The US often stands for ideals, such as those espoused by JFK and Carter.  Explain their ideals and based on information in the lecture, argue whether or not the US lived (or lives) up to those ideals.

18 (10/15)

The End of the Cold War (Yawp Chapters 25, 29, 30)

Who ultimately should get the most credit for ending the Cold War and why?

19 (10/19)

The Post-Cold War Era (Yawp Chapter 30)

By 1991 the US was the lone superpower.  The lack of a competitor brought a whole host of new international problems for the US.  Explain at least one of these problems as it relates to the concept of nationalism.

Unit Three


20 (10/22)

Introduction to the Civil Rights movements (Yawp Chapters 15, 26)

After watching the lecture, explain the idea of equality in the American context.  Then, based on the Till video and the readings, characterize the situation for black Americans until just after World War II.

21 (10/26)

Integration (Yawp Chapter 27)

Using specific examples, explain Martin Luther King, Jr’s non-violent approach to accomplishing civil rights. 

22 (10/29)

Nationalism and Segregation (Yawp Chapter 27)

Argue that Malcolm X’s approach to accomplishing civil rights for African Americans was superior to that of MLK.

23 (11/2)

The Chicano Movement: Militancy and Non-violence (Yawp Chapters 22, 27)

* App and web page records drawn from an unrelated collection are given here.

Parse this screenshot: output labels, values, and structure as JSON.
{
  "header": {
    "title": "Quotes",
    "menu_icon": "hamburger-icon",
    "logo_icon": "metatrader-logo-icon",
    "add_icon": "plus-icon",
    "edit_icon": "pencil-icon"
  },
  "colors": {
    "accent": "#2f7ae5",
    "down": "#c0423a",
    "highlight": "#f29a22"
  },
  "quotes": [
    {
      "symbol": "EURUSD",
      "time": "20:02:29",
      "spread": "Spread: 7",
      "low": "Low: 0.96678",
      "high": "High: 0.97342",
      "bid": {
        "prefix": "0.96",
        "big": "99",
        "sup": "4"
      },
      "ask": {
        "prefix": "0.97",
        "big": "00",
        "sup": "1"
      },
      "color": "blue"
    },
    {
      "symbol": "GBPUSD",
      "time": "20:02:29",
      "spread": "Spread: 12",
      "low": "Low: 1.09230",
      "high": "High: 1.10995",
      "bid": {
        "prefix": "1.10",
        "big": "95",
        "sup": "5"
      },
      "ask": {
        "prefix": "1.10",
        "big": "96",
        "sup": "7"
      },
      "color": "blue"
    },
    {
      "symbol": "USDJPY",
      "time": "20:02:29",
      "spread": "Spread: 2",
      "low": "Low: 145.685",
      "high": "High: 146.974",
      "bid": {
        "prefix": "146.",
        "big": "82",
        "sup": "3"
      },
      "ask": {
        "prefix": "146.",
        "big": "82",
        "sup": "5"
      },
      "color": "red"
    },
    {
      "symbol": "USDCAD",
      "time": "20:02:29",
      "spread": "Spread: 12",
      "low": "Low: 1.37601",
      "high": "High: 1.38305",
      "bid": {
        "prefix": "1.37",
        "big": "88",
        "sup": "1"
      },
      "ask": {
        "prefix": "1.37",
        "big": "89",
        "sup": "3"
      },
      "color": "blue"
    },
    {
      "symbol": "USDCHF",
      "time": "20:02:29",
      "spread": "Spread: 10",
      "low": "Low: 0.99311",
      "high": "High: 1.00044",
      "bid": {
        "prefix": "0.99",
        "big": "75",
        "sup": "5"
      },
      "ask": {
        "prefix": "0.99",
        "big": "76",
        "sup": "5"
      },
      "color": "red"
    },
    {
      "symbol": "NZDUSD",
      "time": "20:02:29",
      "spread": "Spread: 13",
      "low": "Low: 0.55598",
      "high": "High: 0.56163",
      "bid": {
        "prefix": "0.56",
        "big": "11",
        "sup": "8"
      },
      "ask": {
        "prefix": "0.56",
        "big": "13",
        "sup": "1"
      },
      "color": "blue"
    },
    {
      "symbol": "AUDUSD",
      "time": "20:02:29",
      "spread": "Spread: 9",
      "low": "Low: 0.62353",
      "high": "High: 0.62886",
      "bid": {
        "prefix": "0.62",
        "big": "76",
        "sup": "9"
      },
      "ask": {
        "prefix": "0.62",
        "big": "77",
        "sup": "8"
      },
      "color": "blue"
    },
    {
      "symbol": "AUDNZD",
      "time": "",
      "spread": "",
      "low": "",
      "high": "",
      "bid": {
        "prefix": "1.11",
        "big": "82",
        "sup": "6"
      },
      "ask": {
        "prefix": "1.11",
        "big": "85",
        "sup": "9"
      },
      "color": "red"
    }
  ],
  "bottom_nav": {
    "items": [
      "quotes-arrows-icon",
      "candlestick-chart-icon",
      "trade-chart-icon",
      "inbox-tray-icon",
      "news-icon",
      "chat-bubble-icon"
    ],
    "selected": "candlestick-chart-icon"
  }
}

Based on the video and readings, compare and contrast the methods of the Chicano movement for civil rights to that already discussed for black Americans. (While you can discuss method generally for the black movement, you should provide specific information and examples from the Chicano movement in your essay.)

24 (11/5)

The Chicano Movement: La Raza Unida (Yawp Chapter 27)

The advent of La Raza Unida was a unique feature of the Chicano movement.  Why was it successful and why did it work for the Chicanos in a place like south Texas, but would probably not have been successful for blacks in the American south?

25 (11/9)

Women’s Rights I (Yawp Chapters 21, 22)

Describe the various ways that women were empowered during and following the Second World War (up until the early 1960s).

26 (11/12)

Women’s Rights II (Yawp Chapters 27, 28, 29)

Explain how Friedan's The Feminine Mystique (1963) and the Roe v. Wade (1973) case represented two fundamental turning points in the women's civil rights movement.

27 (11/16)

LGBTQ+ Civil Rights (Yawp Chapters 28, 30)

Explain the difference between legal and moral concepts as they apply to a) the US Constitution, and B) the LGBTQ+ movement.

28 (11/26)

Current Issues in Civil Rights: Immigration (Yawp Chapters 29, 30)

Argue that current immigration issues represent the latest phase of civil rights in the United States.

29 (11/30)

An Accounting (Yawp Chapter 30)

Taking all of the civil rights movements we’ve examined into consideration, how can the US come to terms with its own past while, at the same time, not ignore or forget its history?